**Study material**
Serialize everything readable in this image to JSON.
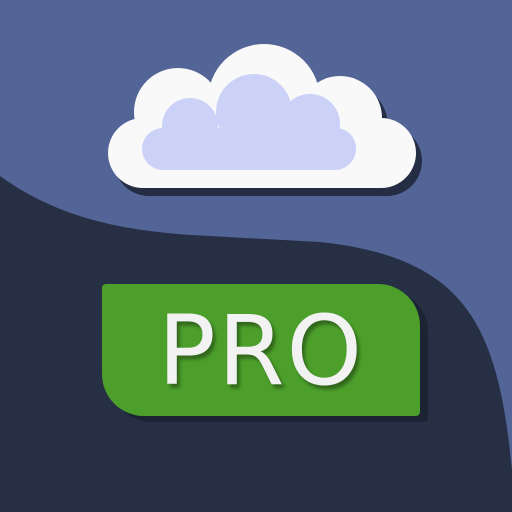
{
  "badge": {
    "label": "PRO"
  },
  "icons": {
    "cloud": "cloud-icon"
  },
  "colors": {
    "sky": "#536597",
    "ground": "#262f44",
    "cloud_outer": "#f9f9f9",
    "cloud_inner": "#ccd2f7",
    "badge": "#4c9f2b"
  }
}
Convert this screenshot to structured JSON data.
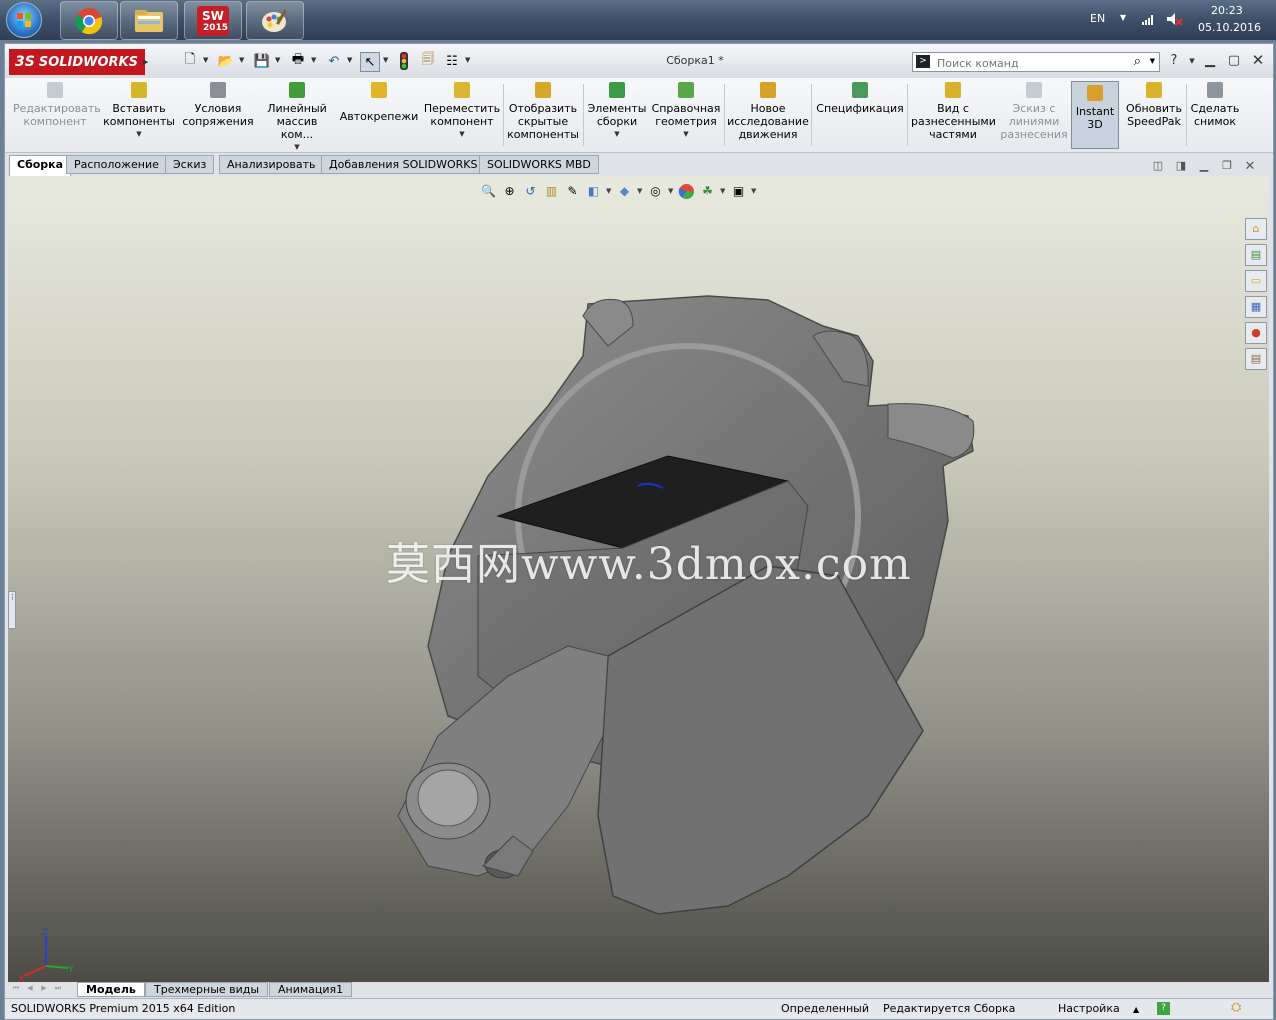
{
  "taskbar": {
    "apps": [
      {
        "name": "Google Chrome",
        "icon": "chrome-icon"
      },
      {
        "name": "Проводник",
        "icon": "folder-icon"
      },
      {
        "name": "SOLIDWORKS 2015",
        "icon": "solidworks-icon",
        "badge": "2015",
        "letters": "SW"
      },
      {
        "name": "Paint",
        "icon": "paint-icon"
      }
    ],
    "language": "EN",
    "time": "20:23",
    "date": "05.10.2016"
  },
  "titlebar": {
    "logo": "SOLIDWORKS",
    "logo_prefix": "3S",
    "document_title": "Сборка1 *",
    "search_placeholder": "Поиск команд",
    "help_glyph": "?"
  },
  "ribbon": {
    "buttons": [
      {
        "label": "Редактировать\nкомпонент",
        "disabled": true,
        "dropdown": false,
        "color": "#9aa3ad"
      },
      {
        "label": "Вставить\nкомпоненты",
        "disabled": false,
        "dropdown": true,
        "color": "#d6b42b"
      },
      {
        "label": "Условия\nсопряжения",
        "disabled": false,
        "dropdown": false,
        "color": "#6a6f76"
      },
      {
        "label": "Линейный\nмассив ком...",
        "disabled": false,
        "dropdown": true,
        "color": "#3f9e3a"
      },
      {
        "label": "Автокрепежи",
        "disabled": false,
        "dropdown": false,
        "color": "#e1b52b"
      },
      {
        "label": "Переместить\nкомпонент",
        "disabled": false,
        "dropdown": true,
        "color": "#d9b733"
      },
      {
        "label": "Отобразить\nскрытые\nкомпоненты",
        "disabled": false,
        "dropdown": false,
        "color": "#d8a72a"
      },
      {
        "label": "Элементы\nсборки",
        "disabled": false,
        "dropdown": true,
        "color": "#3c9b47"
      },
      {
        "label": "Справочная\nгеометрия",
        "disabled": false,
        "dropdown": true,
        "color": "#5aa84a"
      },
      {
        "label": "Новое\nисследование\nдвижения",
        "disabled": false,
        "dropdown": false,
        "color": "#d5a227"
      },
      {
        "label": "Спецификация",
        "disabled": false,
        "dropdown": false,
        "color": "#4e9a5d"
      },
      {
        "label": "Вид с\nразнесенными\nчастями",
        "disabled": false,
        "dropdown": false,
        "color": "#d7b12c"
      },
      {
        "label": "Эскиз с\nлиниями\nразнесения",
        "disabled": true,
        "dropdown": false,
        "color": "#9aa3ad"
      },
      {
        "label": "Instant\n3D",
        "disabled": false,
        "dropdown": false,
        "active": true,
        "color": "#d8a02b"
      },
      {
        "label": "Обновить\nSpeedPak",
        "disabled": false,
        "dropdown": false,
        "color": "#d6b42b"
      },
      {
        "label": "Сделать\nснимок",
        "disabled": false,
        "dropdown": false,
        "color": "#8e959d"
      }
    ]
  },
  "tabs": [
    "Сборка",
    "Расположение",
    "Эскиз",
    "Анализировать",
    "Добавления SOLIDWORKS",
    "SOLIDWORKS MBD"
  ],
  "active_tab": "Сборка",
  "viewport": {
    "watermark": "莫西网www.3dmox.com",
    "triad": {
      "z": "Z",
      "y": "Y",
      "x": "X"
    },
    "heads_up_tools": [
      "zoom-fit-icon",
      "zoom-area-icon",
      "previous-view-icon",
      "section-view-icon",
      "dynamic-annotation-icon",
      "view-orientation-icon",
      "display-style-icon",
      "hide-show-icon",
      "edit-appearance-icon",
      "apply-scene-icon",
      "view-settings-icon"
    ]
  },
  "task_pane": [
    "home-icon",
    "design-library-icon",
    "file-explorer-icon",
    "view-palette-icon",
    "appearances-icon",
    "custom-properties-icon"
  ],
  "bottom_tabs": [
    "Модель",
    "Трехмерные виды",
    "Анимация1"
  ],
  "active_bottom_tab": "Модель",
  "status": {
    "edition": "SOLIDWORKS Premium 2015 x64 Edition",
    "state": "Определенный",
    "editing": "Редактируется Сборка",
    "units": "Настройка"
  }
}
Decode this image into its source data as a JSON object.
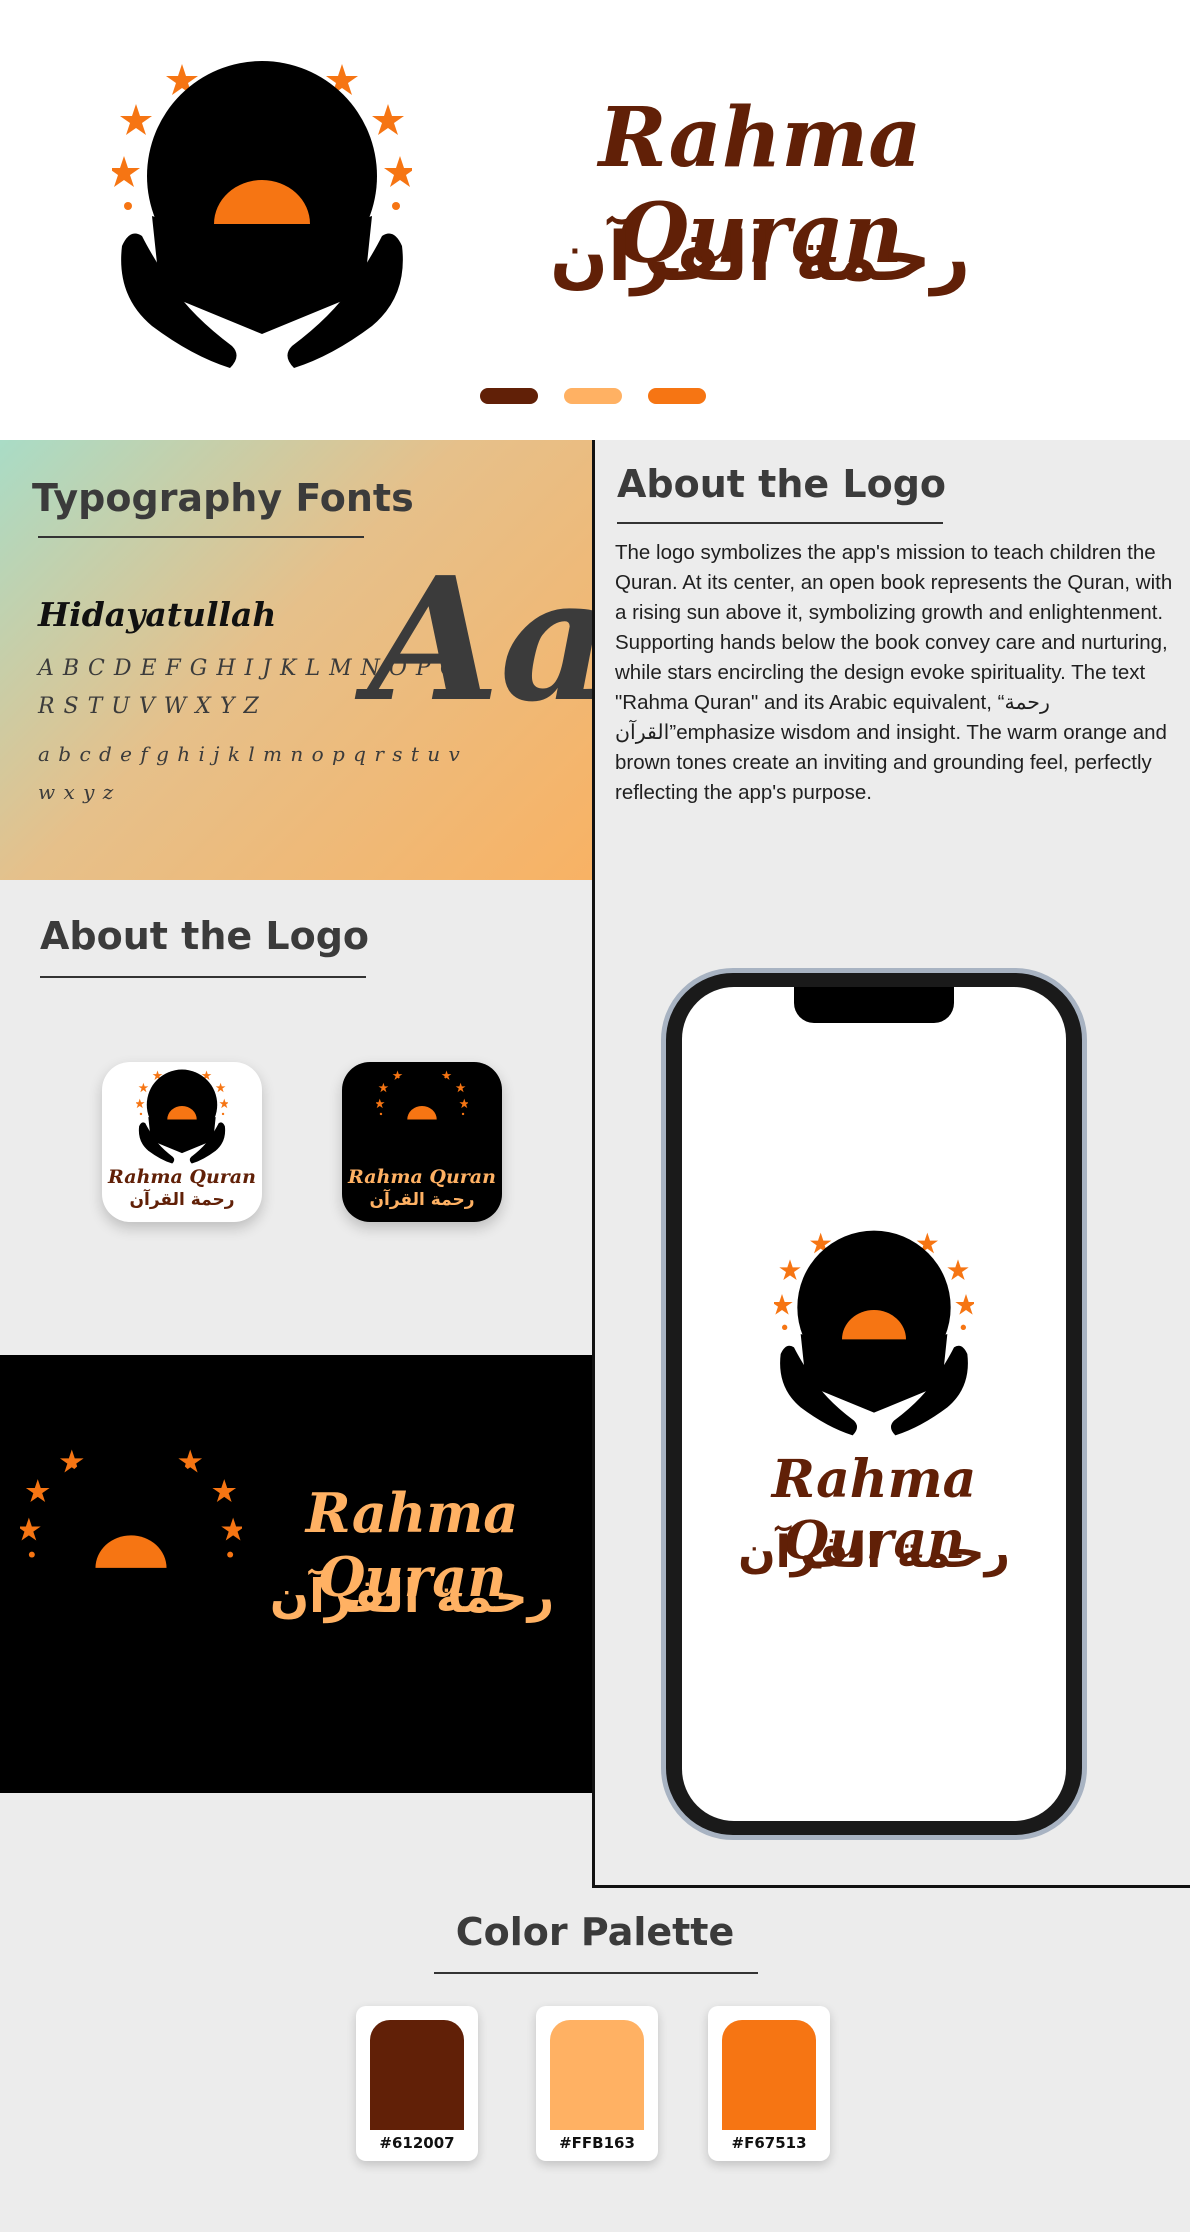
{
  "brand": {
    "name_en": "Rahma Quran",
    "name_ar": "رحمة القرآن"
  },
  "colors": {
    "brown": "#612007",
    "light_orange": "#FFB163",
    "orange": "#F67513"
  },
  "typography": {
    "heading": "Typography Fonts",
    "font_name": "Hidayatullah",
    "uppercase_line1": "A B C D E F G H I J K L M N O P Q",
    "uppercase_line2": "R S T U V W X Y Z",
    "lowercase_line1": "a b c d e f g h i j k l m n o p q r s t u v",
    "lowercase_line2": "w x y z",
    "sample": "Aa"
  },
  "about_right": {
    "heading": "About the Logo",
    "body": "The logo symbolizes the app's mission to teach children the Quran. At its center, an open book represents the Quran, with a rising sun above it, symbolizing growth and enlightenment. Supporting hands below the book convey care and nurturing, while stars encircling the design evoke spirituality. The text \"Rahma Quran\" and its Arabic equivalent, “رحمة القرآن”emphasize wisdom and insight. The warm orange and brown tones create an inviting and grounding feel, perfectly reflecting the app's purpose."
  },
  "about_left": {
    "heading": "About the Logo"
  },
  "palette": {
    "heading": "Color Palette",
    "swatches": [
      {
        "code": "#612007",
        "color": "#612007"
      },
      {
        "code": "#FFB163",
        "color": "#FFB163"
      },
      {
        "code": "#F67513",
        "color": "#F67513"
      }
    ]
  },
  "icons": [
    "logo-emblem-icon",
    "star-icon",
    "book-icon",
    "hands-icon",
    "cap-icon",
    "sun-icon"
  ]
}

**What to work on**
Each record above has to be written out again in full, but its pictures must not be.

**Your solution**
Serialize everything readable in this image to JSON.
{
  "badge": {
    "label": "PRO"
  },
  "icons": {
    "cloud": "cloud-icon"
  },
  "colors": {
    "sky": "#536597",
    "ground": "#262f44",
    "cloud_outer": "#f9f9f9",
    "cloud_inner": "#ccd2f7",
    "badge": "#4c9f2b"
  }
}
Convert this screenshot to structured JSON data.
{
  "taskbar": {
    "apps": [
      {
        "name": "Google Chrome",
        "icon": "chrome-icon"
      },
      {
        "name": "Проводник",
        "icon": "folder-icon"
      },
      {
        "name": "SOLIDWORKS 2015",
        "icon": "solidworks-icon",
        "badge": "2015",
        "letters": "SW"
      },
      {
        "name": "Paint",
        "icon": "paint-icon"
      }
    ],
    "language": "EN",
    "time": "20:23",
    "date": "05.10.2016"
  },
  "titlebar": {
    "logo": "SOLIDWORKS",
    "logo_prefix": "3S",
    "document_title": "Сборка1 *",
    "search_placeholder": "Поиск команд",
    "help_glyph": "?"
  },
  "ribbon": {
    "buttons": [
      {
        "label": "Редактировать\nкомпонент",
        "disabled": true,
        "dropdown": false,
        "color": "#9aa3ad"
      },
      {
        "label": "Вставить\nкомпоненты",
        "disabled": false,
        "dropdown": true,
        "color": "#d6b42b"
      },
      {
        "label": "Условия\nсопряжения",
        "disabled": false,
        "dropdown": false,
        "color": "#6a6f76"
      },
      {
        "label": "Линейный\nмассив ком...",
        "disabled": false,
        "dropdown": true,
        "color": "#3f9e3a"
      },
      {
        "label": "Автокрепежи",
        "disabled": false,
        "dropdown": false,
        "color": "#e1b52b"
      },
      {
        "label": "Переместить\nкомпонент",
        "disabled": false,
        "dropdown": true,
        "color": "#d9b733"
      },
      {
        "label": "Отобразить\nскрытые\nкомпоненты",
        "disabled": false,
        "dropdown": false,
        "color": "#d8a72a"
      },
      {
        "label": "Элементы\nсборки",
        "disabled": false,
        "dropdown": true,
        "color": "#3c9b47"
      },
      {
        "label": "Справочная\nгеометрия",
        "disabled": false,
        "dropdown": true,
        "color": "#5aa84a"
      },
      {
        "label": "Новое\nисследование\nдвижения",
        "disabled": false,
        "dropdown": false,
        "color": "#d5a227"
      },
      {
        "label": "Спецификация",
        "disabled": false,
        "dropdown": false,
        "color": "#4e9a5d"
      },
      {
        "label": "Вид с\nразнесенными\nчастями",
        "disabled": false,
        "dropdown": false,
        "color": "#d7b12c"
      },
      {
        "label": "Эскиз с\nлиниями\nразнесения",
        "disabled": true,
        "dropdown": false,
        "color": "#9aa3ad"
      },
      {
        "label": "Instant\n3D",
        "disabled": false,
        "dropdown": false,
        "active": true,
        "color": "#d8a02b"
      },
      {
        "label": "Обновить\nSpeedPak",
        "disabled": false,
        "dropdown": false,
        "color": "#d6b42b"
      },
      {
        "label": "Сделать\nснимок",
        "disabled": false,
        "dropdown": false,
        "color": "#8e959d"
      }
    ]
  },
  "tabs": [
    "Сборка",
    "Расположение",
    "Эскиз",
    "Анализировать",
    "Добавления SOLIDWORKS",
    "SOLIDWORKS MBD"
  ],
  "active_tab": "Сборка",
  "viewport": {
    "watermark": "莫西网www.3dmox.com",
    "triad": {
      "z": "Z",
      "y": "Y",
      "x": "X"
    },
    "heads_up_tools": [
      "zoom-fit-icon",
      "zoom-area-icon",
      "previous-view-icon",
      "section-view-icon",
      "dynamic-annotation-icon",
      "view-orientation-icon",
      "display-style-icon",
      "hide-show-icon",
      "edit-appearance-icon",
      "apply-scene-icon",
      "view-settings-icon"
    ]
  },
  "task_pane": [
    "home-icon",
    "design-library-icon",
    "file-explorer-icon",
    "view-palette-icon",
    "appearances-icon",
    "custom-properties-icon"
  ],
  "bottom_tabs": [
    "Модель",
    "Трехмерные виды",
    "Анимация1"
  ],
  "active_bottom_tab": "Модель",
  "status": {
    "edition": "SOLIDWORKS Premium 2015 x64 Edition",
    "state": "Определенный",
    "editing": "Редактируется Сборка",
    "units": "Настройка"
  }
}
Decode this image into its source data as a JSON object.
{
  "brand": {
    "name_en": "Rahma Quran",
    "name_ar": "رحمة القرآن"
  },
  "colors": {
    "brown": "#612007",
    "light_orange": "#FFB163",
    "orange": "#F67513"
  },
  "typography": {
    "heading": "Typography Fonts",
    "font_name": "Hidayatullah",
    "uppercase_line1": "A B C D E F G H I J K L M N O P Q",
    "uppercase_line2": "R S T U V W X Y Z",
    "lowercase_line1": "a b c d e f g h i j k l m n o p q r s t u v",
    "lowercase_line2": "w x y z",
    "sample": "Aa"
  },
  "about_right": {
    "heading": "About the Logo",
    "body": "The logo symbolizes the app's mission to teach children the Quran. At its center, an open book represents the Quran, with a rising sun above it, symbolizing growth and enlightenment. Supporting hands below the book convey care and nurturing, while stars encircling the design evoke spirituality. The text \"Rahma Quran\" and its Arabic equivalent, “رحمة القرآن”emphasize wisdom and insight. The warm orange and brown tones create an inviting and grounding feel, perfectly reflecting the app's purpose."
  },
  "about_left": {
    "heading": "About the Logo"
  },
  "palette": {
    "heading": "Color Palette",
    "swatches": [
      {
        "code": "#612007",
        "color": "#612007"
      },
      {
        "code": "#FFB163",
        "color": "#FFB163"
      },
      {
        "code": "#F67513",
        "color": "#F67513"
      }
    ]
  },
  "icons": [
    "logo-emblem-icon",
    "star-icon",
    "book-icon",
    "hands-icon",
    "cap-icon",
    "sun-icon"
  ]
}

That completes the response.